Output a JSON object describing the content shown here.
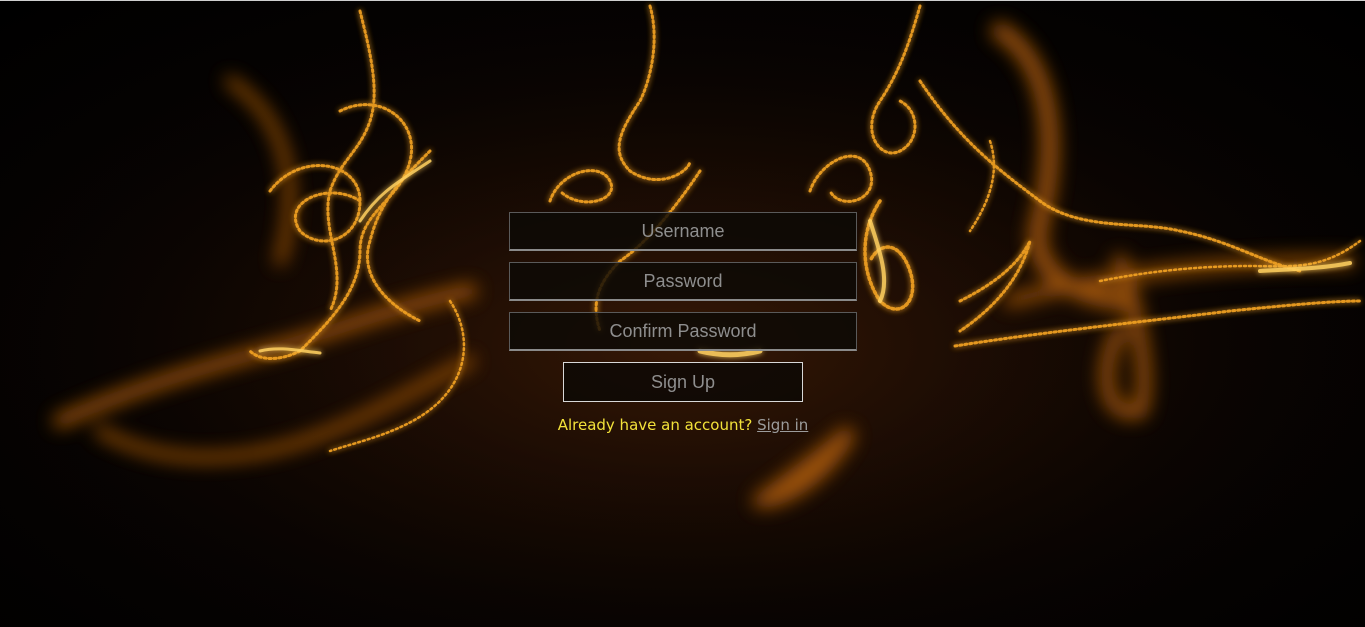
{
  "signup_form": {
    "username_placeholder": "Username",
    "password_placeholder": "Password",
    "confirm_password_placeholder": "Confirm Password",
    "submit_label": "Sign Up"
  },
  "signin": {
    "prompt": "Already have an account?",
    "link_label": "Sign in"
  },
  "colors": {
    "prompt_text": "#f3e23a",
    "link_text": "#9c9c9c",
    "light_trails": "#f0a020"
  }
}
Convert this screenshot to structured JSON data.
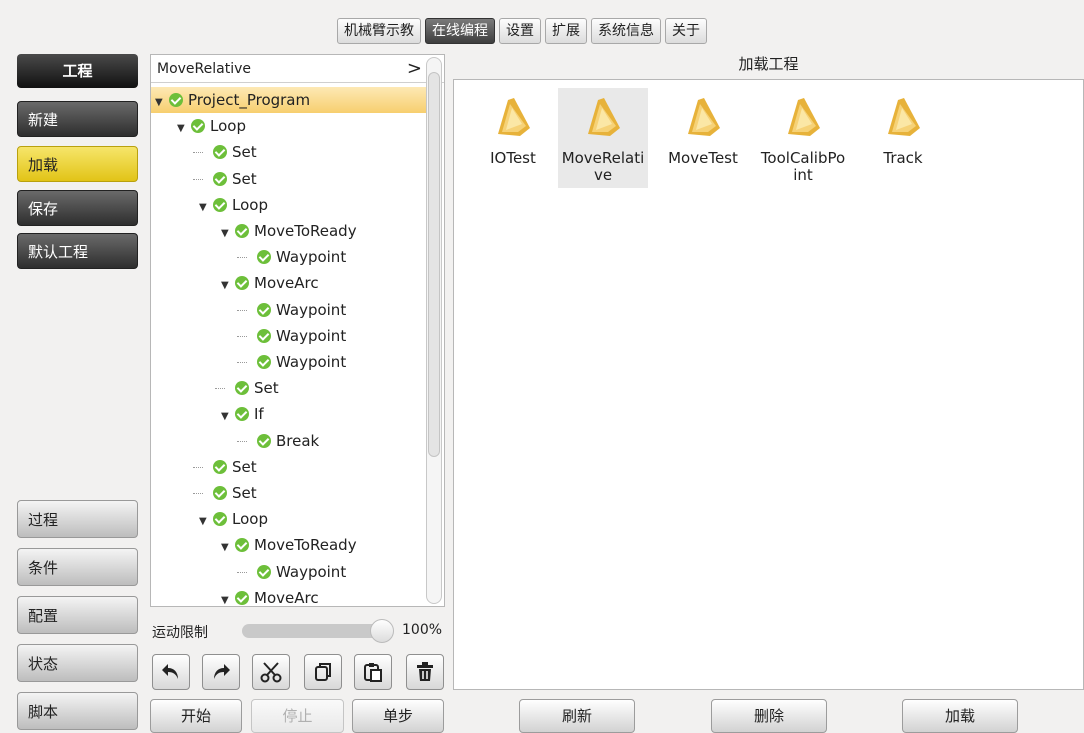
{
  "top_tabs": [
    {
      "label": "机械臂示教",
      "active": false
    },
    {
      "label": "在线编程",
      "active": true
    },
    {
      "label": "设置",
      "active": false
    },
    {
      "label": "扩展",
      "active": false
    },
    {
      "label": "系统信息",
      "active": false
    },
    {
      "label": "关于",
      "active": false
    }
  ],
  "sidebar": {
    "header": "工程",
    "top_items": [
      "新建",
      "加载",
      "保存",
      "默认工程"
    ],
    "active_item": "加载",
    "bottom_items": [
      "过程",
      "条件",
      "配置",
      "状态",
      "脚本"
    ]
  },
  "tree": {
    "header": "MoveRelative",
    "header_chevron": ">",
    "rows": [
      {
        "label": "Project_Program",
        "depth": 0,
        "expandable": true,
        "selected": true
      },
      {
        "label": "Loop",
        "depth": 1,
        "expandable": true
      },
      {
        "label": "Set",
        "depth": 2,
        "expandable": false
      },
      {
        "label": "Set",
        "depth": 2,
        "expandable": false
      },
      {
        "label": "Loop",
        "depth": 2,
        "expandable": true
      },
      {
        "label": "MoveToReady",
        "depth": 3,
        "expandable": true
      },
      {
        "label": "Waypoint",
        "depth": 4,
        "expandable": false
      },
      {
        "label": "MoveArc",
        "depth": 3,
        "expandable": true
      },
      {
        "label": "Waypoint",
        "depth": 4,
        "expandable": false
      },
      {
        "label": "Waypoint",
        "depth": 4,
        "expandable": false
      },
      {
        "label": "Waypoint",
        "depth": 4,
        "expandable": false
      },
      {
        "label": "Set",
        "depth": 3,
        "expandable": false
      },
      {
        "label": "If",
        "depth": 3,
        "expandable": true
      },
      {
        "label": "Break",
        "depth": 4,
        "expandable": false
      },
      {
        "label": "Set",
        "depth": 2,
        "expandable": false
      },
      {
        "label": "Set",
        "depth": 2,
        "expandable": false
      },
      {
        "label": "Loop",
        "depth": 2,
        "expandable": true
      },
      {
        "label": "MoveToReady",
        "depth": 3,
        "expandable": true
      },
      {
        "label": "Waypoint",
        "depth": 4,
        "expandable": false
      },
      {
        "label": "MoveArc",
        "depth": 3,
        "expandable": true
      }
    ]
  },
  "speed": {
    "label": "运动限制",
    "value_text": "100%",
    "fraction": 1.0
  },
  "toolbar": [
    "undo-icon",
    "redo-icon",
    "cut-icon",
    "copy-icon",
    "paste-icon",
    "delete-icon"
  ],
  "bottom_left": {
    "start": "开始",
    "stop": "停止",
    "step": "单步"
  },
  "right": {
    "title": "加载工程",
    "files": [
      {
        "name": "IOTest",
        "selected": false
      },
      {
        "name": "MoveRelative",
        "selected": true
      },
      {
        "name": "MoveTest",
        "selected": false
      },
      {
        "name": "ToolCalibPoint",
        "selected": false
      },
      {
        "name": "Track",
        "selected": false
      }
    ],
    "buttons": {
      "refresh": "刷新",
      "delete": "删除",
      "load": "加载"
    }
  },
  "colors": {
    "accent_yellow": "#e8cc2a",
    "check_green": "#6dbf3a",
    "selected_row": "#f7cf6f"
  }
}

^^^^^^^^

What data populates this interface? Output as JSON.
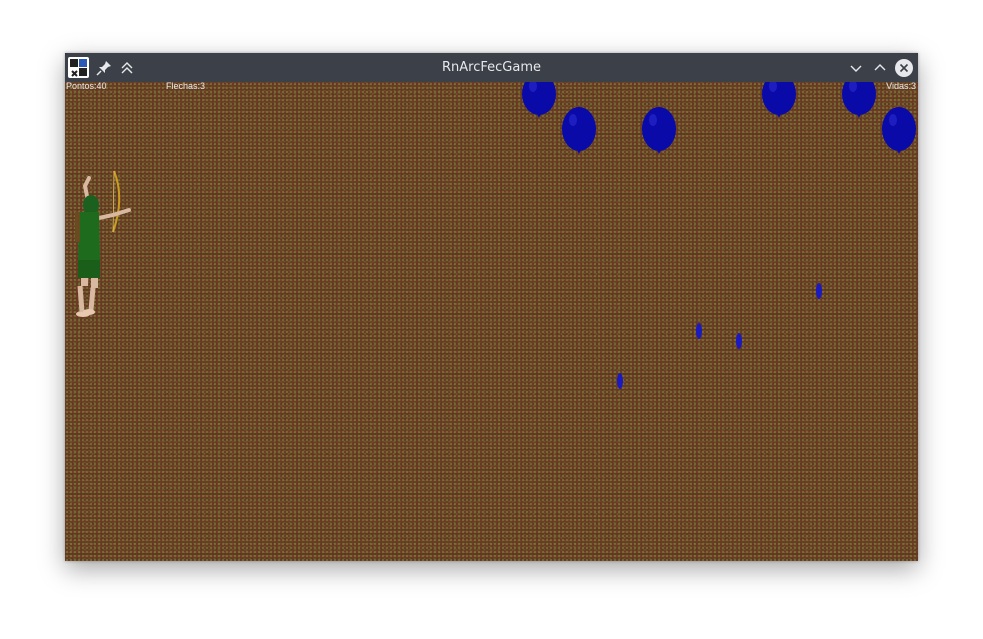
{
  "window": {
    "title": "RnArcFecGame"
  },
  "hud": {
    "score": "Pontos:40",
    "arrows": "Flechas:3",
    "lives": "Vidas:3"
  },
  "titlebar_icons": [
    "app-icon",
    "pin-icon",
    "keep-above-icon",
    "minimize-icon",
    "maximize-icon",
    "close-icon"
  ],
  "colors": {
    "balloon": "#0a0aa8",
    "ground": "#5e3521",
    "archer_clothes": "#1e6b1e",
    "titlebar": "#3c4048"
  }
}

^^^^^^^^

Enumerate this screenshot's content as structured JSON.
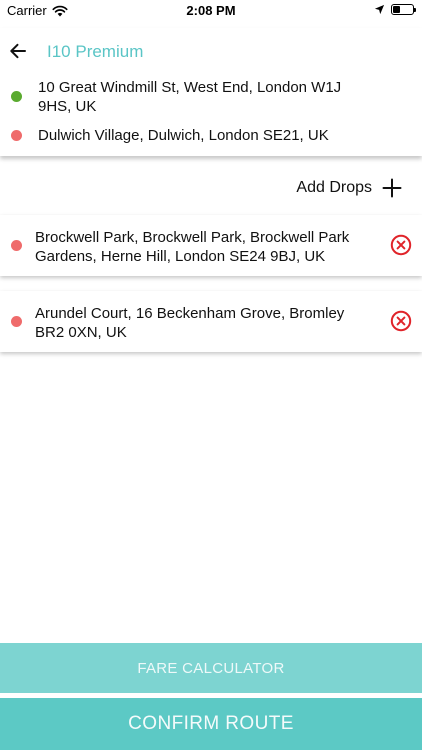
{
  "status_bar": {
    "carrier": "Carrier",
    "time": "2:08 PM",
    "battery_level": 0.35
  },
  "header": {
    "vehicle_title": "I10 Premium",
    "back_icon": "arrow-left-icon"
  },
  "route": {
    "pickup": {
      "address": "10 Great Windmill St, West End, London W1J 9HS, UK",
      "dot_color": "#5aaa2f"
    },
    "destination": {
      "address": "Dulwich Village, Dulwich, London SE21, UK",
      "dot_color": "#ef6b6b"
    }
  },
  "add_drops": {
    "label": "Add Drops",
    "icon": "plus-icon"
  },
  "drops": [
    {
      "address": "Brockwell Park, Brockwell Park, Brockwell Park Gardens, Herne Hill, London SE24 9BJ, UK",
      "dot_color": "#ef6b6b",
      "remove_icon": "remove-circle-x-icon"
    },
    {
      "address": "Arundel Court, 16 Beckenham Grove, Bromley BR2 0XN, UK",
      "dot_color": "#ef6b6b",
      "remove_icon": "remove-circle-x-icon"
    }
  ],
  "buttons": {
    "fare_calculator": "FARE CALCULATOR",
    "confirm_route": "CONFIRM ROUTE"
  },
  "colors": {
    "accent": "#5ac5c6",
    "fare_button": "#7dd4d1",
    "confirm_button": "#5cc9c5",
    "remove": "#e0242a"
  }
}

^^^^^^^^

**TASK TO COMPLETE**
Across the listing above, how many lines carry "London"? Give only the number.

**ANSWER TO THE EXERCISE**
3